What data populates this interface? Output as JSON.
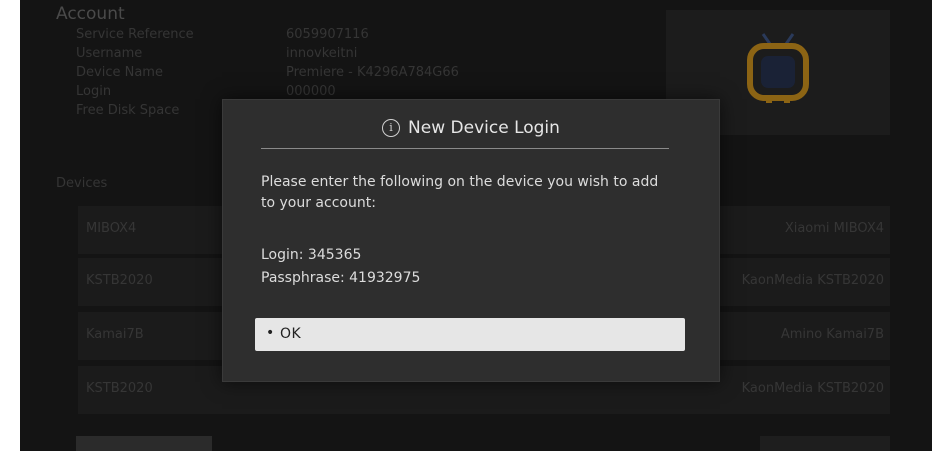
{
  "account": {
    "title": "Account",
    "rows": [
      {
        "label": "Service Reference",
        "value": "6059907116"
      },
      {
        "label": "Username",
        "value": "innovkeitni"
      },
      {
        "label": "Device Name",
        "value": "Premiere - K4296A784G66"
      },
      {
        "label": "Login",
        "value": "000000"
      },
      {
        "label": "Free Disk Space",
        "value": ""
      }
    ]
  },
  "devices": {
    "label": "Devices",
    "items": [
      {
        "name": "MIBOX4",
        "model": "Xiaomi MIBOX4"
      },
      {
        "name": "KSTB2020",
        "model": "KaonMedia KSTB2020"
      },
      {
        "name": "Kamai7B",
        "model": "Amino Kamai7B"
      },
      {
        "name": "KSTB2020",
        "model": "KaonMedia KSTB2020"
      }
    ]
  },
  "dialog": {
    "icon": "info-icon",
    "icon_glyph": "i",
    "title": "New Device Login",
    "message": "Please enter the following on the device you wish to add to your account:",
    "login_line": "Login: 345365",
    "passphrase_line": "Passphrase: 41932975",
    "ok_bullet": "•",
    "ok_label": "OK"
  },
  "colors": {
    "dialog_bg": "#2e2e2e",
    "button_bg": "#e6e6e6",
    "tv_icon": "#c8901a"
  }
}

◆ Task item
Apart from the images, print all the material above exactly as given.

◆ Answer space
What data populates this interface? Output as JSON.
{
  "account": {
    "title": "Account",
    "rows": [
      {
        "label": "Service Reference",
        "value": "6059907116"
      },
      {
        "label": "Username",
        "value": "innovkeitni"
      },
      {
        "label": "Device Name",
        "value": "Premiere - K4296A784G66"
      },
      {
        "label": "Login",
        "value": "000000"
      },
      {
        "label": "Free Disk Space",
        "value": ""
      }
    ]
  },
  "devices": {
    "label": "Devices",
    "items": [
      {
        "name": "MIBOX4",
        "model": "Xiaomi MIBOX4"
      },
      {
        "name": "KSTB2020",
        "model": "KaonMedia KSTB2020"
      },
      {
        "name": "Kamai7B",
        "model": "Amino Kamai7B"
      },
      {
        "name": "KSTB2020",
        "model": "KaonMedia KSTB2020"
      }
    ]
  },
  "dialog": {
    "icon": "info-icon",
    "icon_glyph": "i",
    "title": "New Device Login",
    "message": "Please enter the following on the device you wish to add to your account:",
    "login_line": "Login: 345365",
    "passphrase_line": "Passphrase: 41932975",
    "ok_bullet": "•",
    "ok_label": "OK"
  },
  "colors": {
    "dialog_bg": "#2e2e2e",
    "button_bg": "#e6e6e6",
    "tv_icon": "#c8901a"
  }
}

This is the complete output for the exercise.